Certified Pharmacy Technician: The goal of PTCB's certification program is to enable pharmacy technicians to work more effectively with pharmacists to offer greater patient care and service.

For more information, see the Pharmacy Technician Certification Board website.

LOCATION INFORMATION: Jackson, Mississippi

Jackson, Mississippi
Jackson, Mississippi photo by Yassie

Jackson is situated in Hinds County, Mississippi. It has a population of over 173,861, which has shrunk by 5.6% in the past ten years. The cost of living index in Jackson, 83, is well below the national average. New single-family homes in Jackson cost $101,700 on average, which is well below the state average. In 2008, four hundred fifty-six new homes were built in Jackson, up from two hundred twenty-three the previous year.

The three big industries for women in Jackson are health care, educational services, and accommodation and food services. For men, it is construction, accommodation and food services, and educational services. The average travel time to work is about 20 minutes. More than 27.1% of Jackson residents have a bachelor's degree, which is higher than the state average. The percentage of residents with a graduate degree, 10.2%, is higher than the state average.

The unemployment rate in Jackson is 9.2%, which is less than Mississippi's average of 9.5%.

The percentage of Jackson residents that are affiliated with a religious congregation, 55.4%, is more than both the national and state average. Bibleway Baptist Church, Saint Johns Missionary Baptist Church and Saint John Deliverance Temple Number 2 are some of the churches located in Jackson. The most common religious groups are the Southern Baptist Convention, the United Methodist Church and the Catholic Church.

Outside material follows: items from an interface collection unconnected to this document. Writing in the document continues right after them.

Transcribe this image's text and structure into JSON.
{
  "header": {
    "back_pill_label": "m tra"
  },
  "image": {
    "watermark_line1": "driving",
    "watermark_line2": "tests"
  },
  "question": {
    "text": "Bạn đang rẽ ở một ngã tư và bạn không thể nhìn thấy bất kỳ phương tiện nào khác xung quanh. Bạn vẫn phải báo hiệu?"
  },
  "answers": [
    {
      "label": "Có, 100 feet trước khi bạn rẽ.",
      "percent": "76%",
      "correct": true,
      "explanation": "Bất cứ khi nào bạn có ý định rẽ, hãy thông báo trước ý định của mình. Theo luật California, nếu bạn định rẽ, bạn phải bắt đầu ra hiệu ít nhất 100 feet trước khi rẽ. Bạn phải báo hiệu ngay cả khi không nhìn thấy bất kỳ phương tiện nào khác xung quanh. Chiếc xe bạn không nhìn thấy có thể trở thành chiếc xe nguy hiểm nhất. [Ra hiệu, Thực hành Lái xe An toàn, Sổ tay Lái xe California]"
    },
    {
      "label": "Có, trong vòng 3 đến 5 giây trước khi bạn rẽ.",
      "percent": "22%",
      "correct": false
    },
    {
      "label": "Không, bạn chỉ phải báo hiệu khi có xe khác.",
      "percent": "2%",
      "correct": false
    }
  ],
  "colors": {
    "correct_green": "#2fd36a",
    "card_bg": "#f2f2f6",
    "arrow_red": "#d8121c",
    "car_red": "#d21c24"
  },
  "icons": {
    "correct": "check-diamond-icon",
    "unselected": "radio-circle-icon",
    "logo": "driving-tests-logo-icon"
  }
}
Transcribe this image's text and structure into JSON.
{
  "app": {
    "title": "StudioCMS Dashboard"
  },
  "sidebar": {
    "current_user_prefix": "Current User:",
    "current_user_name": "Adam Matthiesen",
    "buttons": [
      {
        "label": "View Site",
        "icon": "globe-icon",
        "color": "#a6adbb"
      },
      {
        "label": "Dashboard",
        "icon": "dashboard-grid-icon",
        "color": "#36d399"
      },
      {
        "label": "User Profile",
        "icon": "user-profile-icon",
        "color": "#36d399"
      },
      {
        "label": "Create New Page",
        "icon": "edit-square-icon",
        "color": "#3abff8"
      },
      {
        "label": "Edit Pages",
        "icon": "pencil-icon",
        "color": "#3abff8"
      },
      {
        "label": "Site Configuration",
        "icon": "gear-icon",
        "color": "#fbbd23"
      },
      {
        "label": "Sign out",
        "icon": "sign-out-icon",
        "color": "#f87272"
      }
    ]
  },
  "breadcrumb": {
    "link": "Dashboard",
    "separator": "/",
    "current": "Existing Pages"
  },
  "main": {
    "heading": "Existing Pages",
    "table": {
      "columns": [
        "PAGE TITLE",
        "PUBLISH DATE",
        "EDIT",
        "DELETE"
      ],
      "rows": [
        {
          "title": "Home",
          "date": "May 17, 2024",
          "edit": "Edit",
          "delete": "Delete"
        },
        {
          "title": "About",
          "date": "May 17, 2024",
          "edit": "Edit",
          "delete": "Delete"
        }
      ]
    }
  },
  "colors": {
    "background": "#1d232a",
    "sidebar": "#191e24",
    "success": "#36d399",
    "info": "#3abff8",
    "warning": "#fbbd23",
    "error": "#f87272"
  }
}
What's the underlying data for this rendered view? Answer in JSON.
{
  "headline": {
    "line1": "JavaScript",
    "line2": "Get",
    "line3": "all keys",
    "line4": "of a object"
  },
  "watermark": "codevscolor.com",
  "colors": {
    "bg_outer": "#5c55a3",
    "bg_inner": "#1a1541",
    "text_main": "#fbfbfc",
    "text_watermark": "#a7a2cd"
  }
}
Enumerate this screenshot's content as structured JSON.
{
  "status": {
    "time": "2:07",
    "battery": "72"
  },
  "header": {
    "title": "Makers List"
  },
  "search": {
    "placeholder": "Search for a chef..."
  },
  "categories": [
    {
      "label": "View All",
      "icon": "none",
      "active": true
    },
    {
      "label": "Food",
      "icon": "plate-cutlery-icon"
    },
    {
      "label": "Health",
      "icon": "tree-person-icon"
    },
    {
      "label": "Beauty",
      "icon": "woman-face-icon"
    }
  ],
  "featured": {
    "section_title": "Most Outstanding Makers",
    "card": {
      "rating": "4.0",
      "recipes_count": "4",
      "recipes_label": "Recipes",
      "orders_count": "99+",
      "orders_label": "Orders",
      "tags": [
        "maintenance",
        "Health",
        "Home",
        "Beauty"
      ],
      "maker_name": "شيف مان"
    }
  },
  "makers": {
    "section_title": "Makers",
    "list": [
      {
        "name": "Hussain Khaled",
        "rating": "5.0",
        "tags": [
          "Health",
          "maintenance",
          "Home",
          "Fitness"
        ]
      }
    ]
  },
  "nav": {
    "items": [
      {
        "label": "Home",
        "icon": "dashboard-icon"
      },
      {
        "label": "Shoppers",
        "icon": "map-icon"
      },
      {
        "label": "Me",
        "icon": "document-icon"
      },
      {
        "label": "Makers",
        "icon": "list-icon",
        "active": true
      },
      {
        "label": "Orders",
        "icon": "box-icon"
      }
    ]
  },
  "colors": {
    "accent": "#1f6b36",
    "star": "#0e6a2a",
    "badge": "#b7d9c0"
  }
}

Jackson is home to the Riverhills Country Club and the Colonial Country Club as well as Smith-Wills Stadium and Lefleurs Bluff State Park. Shopping malls in the area include North Terry Road Shopping Center, Northside Shopping Center and Northtown Village Shopping Center. Visitors to Jackson can choose from Days Inn-Coliseum, Econo Lodge and Regal Sales Office for temporary stays in the area.